Go through the data below and gather each line containing "Settings".

(Entries from a dataset of interfaces)
┄┄┄┄┄┄┄┄┄┄┄┄┄┄┄┄┄┄┄┄

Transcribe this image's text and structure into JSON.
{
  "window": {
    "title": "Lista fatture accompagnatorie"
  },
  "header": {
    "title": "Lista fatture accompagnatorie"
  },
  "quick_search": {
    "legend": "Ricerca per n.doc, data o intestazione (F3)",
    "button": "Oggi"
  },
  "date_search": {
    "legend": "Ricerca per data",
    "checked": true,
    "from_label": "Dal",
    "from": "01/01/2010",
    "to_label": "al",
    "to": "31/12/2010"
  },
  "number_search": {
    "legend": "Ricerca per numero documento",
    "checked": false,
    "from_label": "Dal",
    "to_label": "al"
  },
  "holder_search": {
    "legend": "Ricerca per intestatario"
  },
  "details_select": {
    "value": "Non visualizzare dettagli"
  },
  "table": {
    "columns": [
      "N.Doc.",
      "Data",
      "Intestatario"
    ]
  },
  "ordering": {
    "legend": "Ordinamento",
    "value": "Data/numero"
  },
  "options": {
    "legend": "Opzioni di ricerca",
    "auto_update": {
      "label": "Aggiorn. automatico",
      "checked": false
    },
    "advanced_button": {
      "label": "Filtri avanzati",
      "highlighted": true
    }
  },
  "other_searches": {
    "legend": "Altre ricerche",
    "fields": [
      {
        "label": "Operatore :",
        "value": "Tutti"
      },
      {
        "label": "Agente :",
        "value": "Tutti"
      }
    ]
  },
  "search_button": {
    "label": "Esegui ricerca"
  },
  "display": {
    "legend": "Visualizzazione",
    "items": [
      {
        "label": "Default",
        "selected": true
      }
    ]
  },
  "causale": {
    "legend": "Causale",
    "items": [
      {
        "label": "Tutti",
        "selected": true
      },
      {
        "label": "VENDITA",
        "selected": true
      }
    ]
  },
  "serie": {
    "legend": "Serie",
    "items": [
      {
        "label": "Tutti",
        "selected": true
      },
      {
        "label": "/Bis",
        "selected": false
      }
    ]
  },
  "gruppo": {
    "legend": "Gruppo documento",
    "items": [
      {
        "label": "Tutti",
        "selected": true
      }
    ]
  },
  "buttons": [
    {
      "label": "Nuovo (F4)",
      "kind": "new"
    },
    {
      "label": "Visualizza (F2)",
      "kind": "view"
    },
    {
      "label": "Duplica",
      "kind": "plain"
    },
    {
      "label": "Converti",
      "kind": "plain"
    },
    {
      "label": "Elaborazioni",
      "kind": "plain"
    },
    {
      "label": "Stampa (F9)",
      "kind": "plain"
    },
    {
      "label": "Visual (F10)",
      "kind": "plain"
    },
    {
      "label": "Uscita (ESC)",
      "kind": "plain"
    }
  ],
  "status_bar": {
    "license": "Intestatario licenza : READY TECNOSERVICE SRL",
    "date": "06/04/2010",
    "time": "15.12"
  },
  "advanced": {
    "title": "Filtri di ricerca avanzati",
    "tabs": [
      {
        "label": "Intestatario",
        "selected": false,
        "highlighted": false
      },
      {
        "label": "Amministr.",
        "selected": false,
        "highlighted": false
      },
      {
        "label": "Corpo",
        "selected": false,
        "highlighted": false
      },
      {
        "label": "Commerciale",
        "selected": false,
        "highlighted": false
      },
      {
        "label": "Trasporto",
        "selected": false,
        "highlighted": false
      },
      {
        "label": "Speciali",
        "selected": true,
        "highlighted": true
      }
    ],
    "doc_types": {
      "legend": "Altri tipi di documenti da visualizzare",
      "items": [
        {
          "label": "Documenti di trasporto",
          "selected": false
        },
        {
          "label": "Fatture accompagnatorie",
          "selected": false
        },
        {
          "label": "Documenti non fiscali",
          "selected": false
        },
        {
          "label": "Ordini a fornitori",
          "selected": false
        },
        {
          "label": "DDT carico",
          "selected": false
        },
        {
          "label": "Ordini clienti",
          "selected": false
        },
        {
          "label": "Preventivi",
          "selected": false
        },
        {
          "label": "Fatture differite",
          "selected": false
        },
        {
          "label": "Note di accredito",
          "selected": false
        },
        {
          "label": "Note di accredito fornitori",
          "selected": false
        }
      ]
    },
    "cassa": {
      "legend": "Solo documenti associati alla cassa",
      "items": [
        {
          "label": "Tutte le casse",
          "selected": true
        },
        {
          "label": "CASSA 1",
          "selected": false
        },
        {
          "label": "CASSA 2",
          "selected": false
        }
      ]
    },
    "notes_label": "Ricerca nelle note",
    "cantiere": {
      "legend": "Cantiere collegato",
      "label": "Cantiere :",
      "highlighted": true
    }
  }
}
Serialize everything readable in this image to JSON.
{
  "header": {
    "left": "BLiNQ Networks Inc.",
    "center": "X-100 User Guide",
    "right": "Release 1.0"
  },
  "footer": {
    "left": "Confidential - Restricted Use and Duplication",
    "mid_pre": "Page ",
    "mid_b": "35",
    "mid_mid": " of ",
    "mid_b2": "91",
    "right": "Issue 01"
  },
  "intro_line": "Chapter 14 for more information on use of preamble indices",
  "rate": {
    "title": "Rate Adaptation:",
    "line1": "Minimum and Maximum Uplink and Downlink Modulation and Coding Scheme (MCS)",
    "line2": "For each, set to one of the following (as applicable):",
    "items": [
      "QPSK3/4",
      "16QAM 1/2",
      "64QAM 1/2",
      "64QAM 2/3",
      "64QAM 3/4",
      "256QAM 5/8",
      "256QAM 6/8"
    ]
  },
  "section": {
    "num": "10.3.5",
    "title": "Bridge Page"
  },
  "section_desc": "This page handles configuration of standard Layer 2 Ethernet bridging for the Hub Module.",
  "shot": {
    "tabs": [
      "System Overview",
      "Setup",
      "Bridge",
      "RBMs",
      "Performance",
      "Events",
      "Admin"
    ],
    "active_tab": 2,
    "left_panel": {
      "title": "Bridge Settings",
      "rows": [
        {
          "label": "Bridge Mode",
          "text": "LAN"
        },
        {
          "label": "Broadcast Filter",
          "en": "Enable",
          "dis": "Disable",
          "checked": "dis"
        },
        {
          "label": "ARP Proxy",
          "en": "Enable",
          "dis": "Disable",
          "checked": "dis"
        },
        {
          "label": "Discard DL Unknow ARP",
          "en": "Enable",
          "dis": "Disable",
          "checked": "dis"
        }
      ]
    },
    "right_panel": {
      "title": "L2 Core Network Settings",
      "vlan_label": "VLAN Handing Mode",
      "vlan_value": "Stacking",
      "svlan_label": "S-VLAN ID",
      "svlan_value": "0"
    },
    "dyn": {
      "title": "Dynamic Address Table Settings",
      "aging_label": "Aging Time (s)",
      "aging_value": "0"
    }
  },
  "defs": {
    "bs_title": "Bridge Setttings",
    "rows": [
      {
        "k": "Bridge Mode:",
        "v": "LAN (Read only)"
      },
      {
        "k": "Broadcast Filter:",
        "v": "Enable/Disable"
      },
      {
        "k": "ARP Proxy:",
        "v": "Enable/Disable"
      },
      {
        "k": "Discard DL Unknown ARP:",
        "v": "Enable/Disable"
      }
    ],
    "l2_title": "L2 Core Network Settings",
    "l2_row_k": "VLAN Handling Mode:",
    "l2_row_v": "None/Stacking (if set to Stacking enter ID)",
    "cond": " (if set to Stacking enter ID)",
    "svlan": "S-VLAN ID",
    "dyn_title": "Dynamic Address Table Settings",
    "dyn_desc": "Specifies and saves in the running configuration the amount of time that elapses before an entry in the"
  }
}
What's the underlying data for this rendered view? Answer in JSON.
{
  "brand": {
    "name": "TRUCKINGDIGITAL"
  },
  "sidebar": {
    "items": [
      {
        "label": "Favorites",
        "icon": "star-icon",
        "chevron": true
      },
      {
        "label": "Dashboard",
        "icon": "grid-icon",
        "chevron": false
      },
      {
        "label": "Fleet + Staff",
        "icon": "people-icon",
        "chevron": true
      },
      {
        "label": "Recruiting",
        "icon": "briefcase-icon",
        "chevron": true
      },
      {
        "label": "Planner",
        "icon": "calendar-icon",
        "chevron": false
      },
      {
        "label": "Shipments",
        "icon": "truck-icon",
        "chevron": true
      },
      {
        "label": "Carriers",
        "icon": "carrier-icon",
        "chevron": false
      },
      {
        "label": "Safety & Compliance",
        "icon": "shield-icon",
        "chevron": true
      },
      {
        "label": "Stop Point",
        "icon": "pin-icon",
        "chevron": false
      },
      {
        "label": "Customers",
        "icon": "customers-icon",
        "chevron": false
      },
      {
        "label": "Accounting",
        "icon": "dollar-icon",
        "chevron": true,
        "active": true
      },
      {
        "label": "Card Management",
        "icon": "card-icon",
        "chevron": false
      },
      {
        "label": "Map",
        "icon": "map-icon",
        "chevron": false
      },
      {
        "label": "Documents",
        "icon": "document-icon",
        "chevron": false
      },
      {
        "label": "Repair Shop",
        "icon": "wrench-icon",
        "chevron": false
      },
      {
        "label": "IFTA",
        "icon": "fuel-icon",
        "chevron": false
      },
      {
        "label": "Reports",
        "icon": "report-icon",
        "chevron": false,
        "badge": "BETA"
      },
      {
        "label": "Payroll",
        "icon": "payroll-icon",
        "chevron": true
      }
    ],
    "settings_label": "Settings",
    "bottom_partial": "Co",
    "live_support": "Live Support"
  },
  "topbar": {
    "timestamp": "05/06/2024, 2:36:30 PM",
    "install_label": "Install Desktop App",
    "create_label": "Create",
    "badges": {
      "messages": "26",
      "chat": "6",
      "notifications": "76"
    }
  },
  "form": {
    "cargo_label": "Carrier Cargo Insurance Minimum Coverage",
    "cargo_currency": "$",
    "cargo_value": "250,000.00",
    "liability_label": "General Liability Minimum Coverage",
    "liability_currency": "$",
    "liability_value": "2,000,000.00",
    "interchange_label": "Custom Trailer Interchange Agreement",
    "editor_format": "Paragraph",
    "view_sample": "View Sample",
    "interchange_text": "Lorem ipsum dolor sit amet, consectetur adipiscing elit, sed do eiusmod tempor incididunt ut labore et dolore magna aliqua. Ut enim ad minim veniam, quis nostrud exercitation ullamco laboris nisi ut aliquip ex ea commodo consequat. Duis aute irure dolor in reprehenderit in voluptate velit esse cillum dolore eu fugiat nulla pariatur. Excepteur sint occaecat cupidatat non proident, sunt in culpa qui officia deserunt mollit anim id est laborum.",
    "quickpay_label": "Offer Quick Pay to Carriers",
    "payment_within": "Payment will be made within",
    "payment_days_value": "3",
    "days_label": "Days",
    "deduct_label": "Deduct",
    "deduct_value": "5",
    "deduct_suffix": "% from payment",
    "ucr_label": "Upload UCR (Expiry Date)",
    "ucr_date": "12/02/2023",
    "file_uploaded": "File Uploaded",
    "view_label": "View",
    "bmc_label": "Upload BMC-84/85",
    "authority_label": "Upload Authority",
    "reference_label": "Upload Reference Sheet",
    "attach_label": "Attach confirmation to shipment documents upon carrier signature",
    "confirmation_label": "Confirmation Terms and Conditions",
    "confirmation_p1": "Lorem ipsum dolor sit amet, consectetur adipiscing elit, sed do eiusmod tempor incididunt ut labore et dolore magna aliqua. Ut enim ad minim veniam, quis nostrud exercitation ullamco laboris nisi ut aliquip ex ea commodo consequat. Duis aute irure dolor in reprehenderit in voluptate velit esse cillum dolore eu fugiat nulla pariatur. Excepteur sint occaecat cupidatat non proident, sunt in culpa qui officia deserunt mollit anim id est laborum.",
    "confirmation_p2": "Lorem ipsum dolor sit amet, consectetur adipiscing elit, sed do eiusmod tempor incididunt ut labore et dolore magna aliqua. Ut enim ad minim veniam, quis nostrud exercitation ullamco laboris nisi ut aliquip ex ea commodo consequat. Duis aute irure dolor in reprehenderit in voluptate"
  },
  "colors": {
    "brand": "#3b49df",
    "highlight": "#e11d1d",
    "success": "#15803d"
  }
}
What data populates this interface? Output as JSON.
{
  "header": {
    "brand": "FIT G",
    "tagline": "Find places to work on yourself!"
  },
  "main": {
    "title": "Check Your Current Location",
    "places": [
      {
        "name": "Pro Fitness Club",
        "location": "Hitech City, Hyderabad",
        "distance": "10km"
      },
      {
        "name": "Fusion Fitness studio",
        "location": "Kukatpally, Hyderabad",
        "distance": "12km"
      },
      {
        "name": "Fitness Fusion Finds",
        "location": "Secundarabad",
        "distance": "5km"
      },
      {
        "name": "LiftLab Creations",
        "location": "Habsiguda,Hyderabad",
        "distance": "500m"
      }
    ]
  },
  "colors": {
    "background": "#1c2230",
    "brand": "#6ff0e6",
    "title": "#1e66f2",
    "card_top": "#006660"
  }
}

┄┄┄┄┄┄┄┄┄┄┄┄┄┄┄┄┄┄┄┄

→ RESPONSE TO THE TASK
      "title": "Bridge Settings",
      "title": "L2 Core Network Settings",
      "title": "Dynamic Address Table Settings",
    "l2_title": "L2 Core Network Settings",
    "dyn_title": "Dynamic Address Table Settings",
    "settings_label": "Settings",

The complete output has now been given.